2) Since the detector is running multiple frequencies simultaneously, its able to detect a wide range of targets from high conductors down to the tiniest low conductors without the need to switch frequencies. With other select-able frequency detectors (one frequency at a time) you have to select a frequency that matches the type of target you’re hunting. If you tune for high conductors, you’ll miss some low conductors. If you tune for low conductors, you lose performance on high conductors. Calabash Digger did a great job demonstrating this in his videos. Also want to thank tnsharpshooter for all of the testing he’s done.
Equinox vs CTX vs Deus: I will be keeping my CTX 3030. There’s just something special about FBS. IMHO Etrac & CTX are still the kings of accurate ID and unmistakable tones on deep targets. Sometimes I like to go out and do some selective digging so the 3030 still has a place in my line up.

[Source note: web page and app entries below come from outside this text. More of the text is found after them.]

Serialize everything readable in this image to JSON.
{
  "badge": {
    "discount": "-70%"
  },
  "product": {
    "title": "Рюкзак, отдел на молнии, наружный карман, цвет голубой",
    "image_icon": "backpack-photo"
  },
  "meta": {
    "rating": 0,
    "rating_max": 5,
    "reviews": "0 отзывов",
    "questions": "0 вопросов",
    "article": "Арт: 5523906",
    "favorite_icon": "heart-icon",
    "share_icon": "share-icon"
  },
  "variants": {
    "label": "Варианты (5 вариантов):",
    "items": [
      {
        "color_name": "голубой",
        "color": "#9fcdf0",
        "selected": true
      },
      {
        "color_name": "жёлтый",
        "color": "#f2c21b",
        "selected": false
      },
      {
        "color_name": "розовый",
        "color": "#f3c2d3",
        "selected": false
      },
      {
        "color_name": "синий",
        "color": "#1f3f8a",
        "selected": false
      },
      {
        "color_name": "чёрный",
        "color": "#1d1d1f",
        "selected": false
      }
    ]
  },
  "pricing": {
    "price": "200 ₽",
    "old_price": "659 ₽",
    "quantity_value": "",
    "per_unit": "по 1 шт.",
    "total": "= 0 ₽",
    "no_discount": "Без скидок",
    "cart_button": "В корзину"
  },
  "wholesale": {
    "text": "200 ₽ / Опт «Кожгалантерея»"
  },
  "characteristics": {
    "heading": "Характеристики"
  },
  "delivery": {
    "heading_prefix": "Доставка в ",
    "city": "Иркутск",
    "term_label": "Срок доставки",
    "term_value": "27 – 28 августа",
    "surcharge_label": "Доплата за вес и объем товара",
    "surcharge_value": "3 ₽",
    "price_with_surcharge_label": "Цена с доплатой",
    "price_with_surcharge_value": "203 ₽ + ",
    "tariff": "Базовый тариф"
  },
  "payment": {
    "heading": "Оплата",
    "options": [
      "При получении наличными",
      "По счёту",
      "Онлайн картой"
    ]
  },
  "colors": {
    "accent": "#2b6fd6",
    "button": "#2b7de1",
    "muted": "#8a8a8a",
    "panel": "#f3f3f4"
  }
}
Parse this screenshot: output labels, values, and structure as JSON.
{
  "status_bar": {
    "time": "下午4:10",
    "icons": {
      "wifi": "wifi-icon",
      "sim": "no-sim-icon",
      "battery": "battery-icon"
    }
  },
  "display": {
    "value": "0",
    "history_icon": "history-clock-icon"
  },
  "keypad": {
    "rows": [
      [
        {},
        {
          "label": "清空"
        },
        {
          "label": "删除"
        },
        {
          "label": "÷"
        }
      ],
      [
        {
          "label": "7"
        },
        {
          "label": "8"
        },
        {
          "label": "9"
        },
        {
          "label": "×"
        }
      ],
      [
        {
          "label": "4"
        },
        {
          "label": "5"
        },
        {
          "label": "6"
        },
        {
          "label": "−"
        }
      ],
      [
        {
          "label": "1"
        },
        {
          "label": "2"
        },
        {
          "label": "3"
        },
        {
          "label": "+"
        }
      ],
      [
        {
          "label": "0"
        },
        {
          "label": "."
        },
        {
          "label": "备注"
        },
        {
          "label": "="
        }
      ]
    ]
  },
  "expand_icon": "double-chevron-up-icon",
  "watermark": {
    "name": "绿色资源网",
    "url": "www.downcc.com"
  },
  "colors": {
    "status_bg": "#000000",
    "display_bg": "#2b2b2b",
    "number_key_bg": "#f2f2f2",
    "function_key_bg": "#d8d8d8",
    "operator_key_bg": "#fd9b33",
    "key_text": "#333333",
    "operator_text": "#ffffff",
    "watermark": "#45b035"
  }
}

As for the Deus, I’ll probably end up selling it. Mostly because I use it for the same type of hunting scenarios as the Equinox, and I feel like the Nox offers everything the Deus does, and a little more (simultaneous multi frequency and waterproof).
Does the Equinox make all single frequency detectors obsolete?: Nah. Your other detectors will continue to make finds just as they always have. BUT, as it stands right now no other detector can tick all of the same boxes as the Equinox. For the type of hunting I do, if I were in the market for a new detector in the $600-$900 price range the Equinox would be my choice hands down.
Light Weight – check
Fast Recovery Speed – check
Waterproof – check
Simultaneous multi frequency – check
Wireless headphones – check (included with the 800)
Customizable – check
Updatable – check
Reasonably priced – check
What other detector in the $500-$1000 price range can match everything on the list above? Hell, what other detector in any price range can match all of those features? I can’t think of a single one. So what does that mean for other manufacturers? IMHO it means they’ll either have to lower prices on current units and/or step up their game by coming up with something better. Both of which is good news for us!
My Equinox 800 YouTube Vids:
Final Thoughts: Its a great machine. Not perfect. It does have some flaws which I highlighted above but overall its hard to complain about what this detector offers, especially at its price point. I would like to see modulation and overload added. Maybe we’ll see an Equinox 1500 with some of these improvements? Who knows.
So there you have it. My thoughts on the new Equinox after 50 hours of use. I have no ties with Minelab and whether or not you buy this detector doesn’t effect me what-so-ever. Everything mentioned above is just my opinion. YMMV.
GUEST POST: By Dewayne Parrish aka Rattlehead